Rimac Automovili, just outside the capital Zagreb, has more than 600 employees, half of them are engineers, designing and building hyper sports cars as fast as a bullet train
It's not just in Silicon Valley where High-tech Startups are to be found. They're in Croatia, too. Afterall it's here Nikola Tesla started his inventions back in the late 19th century. And businesses today are creating new kinds of robotics, energy management - and the Rimac.
Mate Rimac started his eponymous company in a garage. Now Rimac Automobili, just outside the capital Zagreb, has more than 600 employees - half of them are engineers, designing and building hyper sports cars as fast as a bullet train.
The company has created a high-performing electric car with a top speed of 365kph and a 2 to 2.5 million euro price tag.
Rimac said the company didn't want to just create electric versions of existing cars, but were keen to push it to the next level and try to achieve the impossible.
"So for example, with four motors, one for each wheel, we can turn each wheel separately, 100 times per second," he explains. "It’s a totally new driving experience and a totally different level of performance."
And this is only part of Rimac’s business plan.
Porsche is a shareholder alongside Hyundai and Kia and Rimac Automobili is basically helping these companies develop their future vehicles. It showcases the technologies in its own cars which then trickle down to other manufacturers’ vehicles.
"We want to be leader in electric supercars, leader in electric high performance components for other car manufacturers," says Rimac. "Beyond that, we want to help the next transition in the industry, moving from ownership and driving of the cars to mobility as a service and autonomous driving."
Mate gets some of the company's brainpower from the Faculty of Electrical Engineering and Computing (or FER) at the University of Zagreb, and its Innovation Centre Nikola Tesla, or ICENT.
The centre is working on nearly 200 projects. Nikola Mišković, Vice Dean of FER, says working with a company complements the research done at ICENT.
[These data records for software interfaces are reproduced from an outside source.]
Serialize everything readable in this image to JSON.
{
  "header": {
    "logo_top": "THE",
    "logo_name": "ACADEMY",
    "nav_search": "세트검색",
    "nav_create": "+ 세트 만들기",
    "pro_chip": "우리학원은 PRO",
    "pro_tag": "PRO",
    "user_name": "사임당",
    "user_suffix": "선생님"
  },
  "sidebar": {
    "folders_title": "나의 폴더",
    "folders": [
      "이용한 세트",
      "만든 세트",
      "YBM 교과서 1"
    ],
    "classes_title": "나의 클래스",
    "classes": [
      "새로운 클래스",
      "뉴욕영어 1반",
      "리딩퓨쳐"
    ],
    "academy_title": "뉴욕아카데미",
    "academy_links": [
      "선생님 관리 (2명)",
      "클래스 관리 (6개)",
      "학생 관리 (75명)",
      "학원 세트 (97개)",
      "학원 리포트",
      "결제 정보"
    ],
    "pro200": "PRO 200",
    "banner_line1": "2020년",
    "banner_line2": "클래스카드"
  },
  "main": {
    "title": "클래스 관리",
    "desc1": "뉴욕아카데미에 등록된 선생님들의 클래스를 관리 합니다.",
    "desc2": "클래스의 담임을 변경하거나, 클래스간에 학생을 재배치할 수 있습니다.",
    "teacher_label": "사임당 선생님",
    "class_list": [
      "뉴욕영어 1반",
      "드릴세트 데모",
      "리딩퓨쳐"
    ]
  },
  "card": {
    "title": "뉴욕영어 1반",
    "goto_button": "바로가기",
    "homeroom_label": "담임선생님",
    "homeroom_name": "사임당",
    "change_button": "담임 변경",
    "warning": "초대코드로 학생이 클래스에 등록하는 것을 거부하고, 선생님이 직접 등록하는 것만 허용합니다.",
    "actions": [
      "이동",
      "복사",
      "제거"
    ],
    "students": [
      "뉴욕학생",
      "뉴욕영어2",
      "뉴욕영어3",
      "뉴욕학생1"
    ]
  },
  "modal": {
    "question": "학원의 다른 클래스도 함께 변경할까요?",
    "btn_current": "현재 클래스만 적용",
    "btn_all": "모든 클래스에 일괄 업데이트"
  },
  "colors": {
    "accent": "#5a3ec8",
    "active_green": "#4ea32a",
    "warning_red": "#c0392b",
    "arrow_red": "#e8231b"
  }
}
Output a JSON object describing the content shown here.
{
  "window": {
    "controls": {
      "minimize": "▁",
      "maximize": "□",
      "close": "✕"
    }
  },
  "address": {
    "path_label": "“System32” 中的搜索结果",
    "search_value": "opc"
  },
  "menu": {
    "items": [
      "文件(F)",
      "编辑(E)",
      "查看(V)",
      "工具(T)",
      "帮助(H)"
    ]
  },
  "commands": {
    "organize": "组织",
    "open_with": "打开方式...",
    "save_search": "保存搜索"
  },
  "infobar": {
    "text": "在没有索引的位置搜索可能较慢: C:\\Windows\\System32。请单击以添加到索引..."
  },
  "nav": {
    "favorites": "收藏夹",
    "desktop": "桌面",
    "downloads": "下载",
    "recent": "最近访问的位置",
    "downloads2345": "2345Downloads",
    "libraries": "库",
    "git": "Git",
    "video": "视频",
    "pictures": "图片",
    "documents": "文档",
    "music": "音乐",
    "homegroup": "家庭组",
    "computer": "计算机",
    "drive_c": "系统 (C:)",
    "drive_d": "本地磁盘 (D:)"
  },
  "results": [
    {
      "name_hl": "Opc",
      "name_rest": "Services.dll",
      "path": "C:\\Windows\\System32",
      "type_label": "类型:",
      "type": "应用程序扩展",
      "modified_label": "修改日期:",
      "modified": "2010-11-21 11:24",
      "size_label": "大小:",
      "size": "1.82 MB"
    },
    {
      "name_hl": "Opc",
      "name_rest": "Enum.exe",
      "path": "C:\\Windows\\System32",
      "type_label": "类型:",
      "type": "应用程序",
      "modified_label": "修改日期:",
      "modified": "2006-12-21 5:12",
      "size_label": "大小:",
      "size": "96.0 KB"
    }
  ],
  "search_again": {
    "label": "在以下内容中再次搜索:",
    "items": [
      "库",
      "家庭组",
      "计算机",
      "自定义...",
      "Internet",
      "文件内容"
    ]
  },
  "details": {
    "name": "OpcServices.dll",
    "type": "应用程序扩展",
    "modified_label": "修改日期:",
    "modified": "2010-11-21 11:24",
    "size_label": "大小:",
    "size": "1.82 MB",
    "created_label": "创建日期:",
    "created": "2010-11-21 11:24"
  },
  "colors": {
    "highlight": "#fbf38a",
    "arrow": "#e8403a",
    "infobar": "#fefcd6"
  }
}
"We need to be able to transfer it to someone who can raise it to a higher technology readiness level, and then finally to the market," he says. "This is exactly what our Innovation Center Nikola Tesla is used for - to transfer research results to the industry."
PhD students from the centre move into industry, to companies such as Rimac, or Gideon Brothers, which is involved in autonomous driving and robotics for various purposes.
These modern-day inventions show the start-up spirit lives on in the land of Nicola Tesla.